I write by hand. I hate beginning something on the computer. It has no anchor, nothing tangible, no soil for all the following thoughts and (hopefully?) eloquent metaphors and musings to grow from. I like the feeling of my hand cramping and scribbling things out because I’ve written it too messily, in haste.  Perhaps I lied a bit when I said I write in bursts because I do take breaks. Maybe too many breaks. I like to do other things, other assignments or stretch my hamstrings or bob my head to crude rap lyrics. I really like crude rap lyrics. I also like snacks. I had dark chocolate-covered acai berries before I sat down to write this. I like the lingering taste, but now my mouth tastes like medicine. Like I said, breaks.

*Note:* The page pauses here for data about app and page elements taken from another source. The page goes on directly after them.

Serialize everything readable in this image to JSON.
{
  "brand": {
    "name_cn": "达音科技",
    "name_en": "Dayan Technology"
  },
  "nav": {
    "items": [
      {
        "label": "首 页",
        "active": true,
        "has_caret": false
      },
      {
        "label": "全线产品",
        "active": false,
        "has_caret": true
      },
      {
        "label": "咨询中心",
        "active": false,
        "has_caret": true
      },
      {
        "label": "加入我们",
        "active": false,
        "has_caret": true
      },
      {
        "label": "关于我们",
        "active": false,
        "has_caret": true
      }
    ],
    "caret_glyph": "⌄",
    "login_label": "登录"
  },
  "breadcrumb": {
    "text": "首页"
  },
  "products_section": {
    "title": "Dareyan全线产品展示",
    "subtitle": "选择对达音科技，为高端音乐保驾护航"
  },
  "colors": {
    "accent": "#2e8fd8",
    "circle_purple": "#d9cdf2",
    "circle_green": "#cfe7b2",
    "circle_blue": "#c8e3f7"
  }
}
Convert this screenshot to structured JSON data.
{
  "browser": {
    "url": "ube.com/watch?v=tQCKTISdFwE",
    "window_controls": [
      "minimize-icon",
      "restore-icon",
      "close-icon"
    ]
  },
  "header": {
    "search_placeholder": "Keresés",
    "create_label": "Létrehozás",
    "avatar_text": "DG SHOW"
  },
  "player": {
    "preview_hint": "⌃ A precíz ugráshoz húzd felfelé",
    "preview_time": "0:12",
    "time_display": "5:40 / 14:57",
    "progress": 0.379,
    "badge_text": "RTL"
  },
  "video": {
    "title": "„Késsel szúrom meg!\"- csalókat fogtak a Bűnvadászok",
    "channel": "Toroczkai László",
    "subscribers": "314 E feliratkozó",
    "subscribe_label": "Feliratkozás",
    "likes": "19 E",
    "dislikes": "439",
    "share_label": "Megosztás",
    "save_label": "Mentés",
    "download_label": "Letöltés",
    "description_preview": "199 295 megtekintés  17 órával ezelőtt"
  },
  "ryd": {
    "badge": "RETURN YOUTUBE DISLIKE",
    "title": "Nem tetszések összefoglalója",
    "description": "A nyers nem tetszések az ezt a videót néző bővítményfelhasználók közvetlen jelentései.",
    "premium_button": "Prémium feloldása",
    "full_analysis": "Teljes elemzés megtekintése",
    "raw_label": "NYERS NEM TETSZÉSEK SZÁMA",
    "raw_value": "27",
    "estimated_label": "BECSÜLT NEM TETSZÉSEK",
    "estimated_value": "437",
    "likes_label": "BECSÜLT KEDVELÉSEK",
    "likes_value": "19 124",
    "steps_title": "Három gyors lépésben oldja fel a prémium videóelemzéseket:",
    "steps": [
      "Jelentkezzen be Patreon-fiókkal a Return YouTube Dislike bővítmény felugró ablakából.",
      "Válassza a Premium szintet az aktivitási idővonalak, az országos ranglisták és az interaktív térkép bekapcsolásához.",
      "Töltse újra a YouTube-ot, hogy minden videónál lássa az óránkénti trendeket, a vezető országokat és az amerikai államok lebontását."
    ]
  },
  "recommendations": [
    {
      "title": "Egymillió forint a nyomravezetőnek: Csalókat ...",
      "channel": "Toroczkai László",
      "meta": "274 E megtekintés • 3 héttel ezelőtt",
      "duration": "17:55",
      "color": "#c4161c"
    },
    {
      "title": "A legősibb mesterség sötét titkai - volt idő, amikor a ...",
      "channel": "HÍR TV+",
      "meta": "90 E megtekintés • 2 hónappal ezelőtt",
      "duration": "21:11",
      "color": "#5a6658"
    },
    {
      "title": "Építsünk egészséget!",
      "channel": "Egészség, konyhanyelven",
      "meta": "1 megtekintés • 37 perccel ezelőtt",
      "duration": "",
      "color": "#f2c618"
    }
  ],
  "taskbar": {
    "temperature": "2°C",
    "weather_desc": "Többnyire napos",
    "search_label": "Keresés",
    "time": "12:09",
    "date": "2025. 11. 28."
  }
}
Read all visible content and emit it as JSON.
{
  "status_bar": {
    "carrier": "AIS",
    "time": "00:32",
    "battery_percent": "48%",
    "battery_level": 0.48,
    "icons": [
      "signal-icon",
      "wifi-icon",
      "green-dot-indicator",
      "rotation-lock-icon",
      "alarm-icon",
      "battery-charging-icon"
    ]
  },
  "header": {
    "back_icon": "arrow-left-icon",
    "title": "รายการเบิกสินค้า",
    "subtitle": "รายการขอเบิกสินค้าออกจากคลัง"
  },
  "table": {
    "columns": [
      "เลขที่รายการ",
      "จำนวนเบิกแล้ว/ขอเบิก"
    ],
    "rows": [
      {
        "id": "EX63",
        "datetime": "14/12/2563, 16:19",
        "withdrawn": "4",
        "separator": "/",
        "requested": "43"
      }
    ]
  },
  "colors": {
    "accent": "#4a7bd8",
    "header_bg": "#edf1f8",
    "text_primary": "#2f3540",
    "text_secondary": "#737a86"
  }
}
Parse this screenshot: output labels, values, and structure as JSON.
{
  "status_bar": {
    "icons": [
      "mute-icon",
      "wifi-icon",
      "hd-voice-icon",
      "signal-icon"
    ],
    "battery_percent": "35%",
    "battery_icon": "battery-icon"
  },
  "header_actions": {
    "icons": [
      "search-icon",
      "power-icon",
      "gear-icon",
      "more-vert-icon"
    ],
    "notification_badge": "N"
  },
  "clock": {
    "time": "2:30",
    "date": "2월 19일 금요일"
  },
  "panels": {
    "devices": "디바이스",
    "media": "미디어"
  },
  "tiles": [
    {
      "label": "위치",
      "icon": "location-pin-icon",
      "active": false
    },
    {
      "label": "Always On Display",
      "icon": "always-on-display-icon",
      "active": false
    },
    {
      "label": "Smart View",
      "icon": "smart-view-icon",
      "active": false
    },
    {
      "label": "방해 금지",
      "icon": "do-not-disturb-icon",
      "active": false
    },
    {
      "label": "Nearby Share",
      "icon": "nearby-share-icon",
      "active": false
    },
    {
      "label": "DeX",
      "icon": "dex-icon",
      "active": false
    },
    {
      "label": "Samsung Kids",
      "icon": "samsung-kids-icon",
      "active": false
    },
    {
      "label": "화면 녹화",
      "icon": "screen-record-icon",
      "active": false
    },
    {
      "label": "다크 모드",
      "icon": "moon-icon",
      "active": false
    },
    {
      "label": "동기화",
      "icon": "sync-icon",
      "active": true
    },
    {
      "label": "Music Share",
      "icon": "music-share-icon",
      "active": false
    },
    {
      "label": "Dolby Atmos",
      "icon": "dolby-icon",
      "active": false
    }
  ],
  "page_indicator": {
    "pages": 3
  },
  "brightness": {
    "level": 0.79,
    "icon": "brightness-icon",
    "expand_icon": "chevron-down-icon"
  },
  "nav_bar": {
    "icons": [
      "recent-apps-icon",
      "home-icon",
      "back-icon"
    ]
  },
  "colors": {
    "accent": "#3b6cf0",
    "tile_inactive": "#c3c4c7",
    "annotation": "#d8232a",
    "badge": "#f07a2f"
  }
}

I need a trigger. I imagine, at least when I am writing poetry, that the poem is some kind of changeling companioned by a feral, blazing dog-like animal. I actually don’t really think that but it came to mind and I wanted to write it out. Too forgiving of first drafts (a word from my teacher Heather, that is actually some other woman’s quote but I’ve forgotten her name (sorry) “all first drafts are shitty first drafts. Am I a narcissist to think my first drafts hold merit? I am probably just a last editor.). Really though I like my poetry to have a bite. I like my poems to be something a reader keeps around the living room of his or her brain, like something lovely on the mantelpiece or a nice pillow. Fiction is like a slow-burning candle of immersion and something a little dangerous. I find myself writing longer and longer pieces the older I get. I am not entirely sure if that means anything at all.

Ultimately I try to write like I am talking to myself. If I had to impress myself, on a page or from the mouth, I would like to be entertained, and intellectually aroused, and perhaps a bit inspired. I try to sound smarter than I actually am (a big perk to writing is having the time to craft the perfect seemingly spontaneous banter that I am nowhere near as adept at in person). I really hadn’t put all that much thought into the process because it works like a muscle now; I want to write and I just do. I write to convince people to keep reading, to intrigue people into the mysterious caravan of my mind. I want people to read what I have to offer and, to be quite honest, decide I am worthy of fame. I don’t think I write to be famous, though. I write as if I already am. That is quite possibly the most atrocious sentence I have ever spelled out but there is truth to it in the sense I write to the audience I hope to have one day. I remind myself every word is a practice for grandeur.

The bottom line is I write until I am happy enough to believe that if I saw my own writing in a bookstore, I would read until I creased the spine and looked around to make sure none of the employees saw me putting it back on the shelf.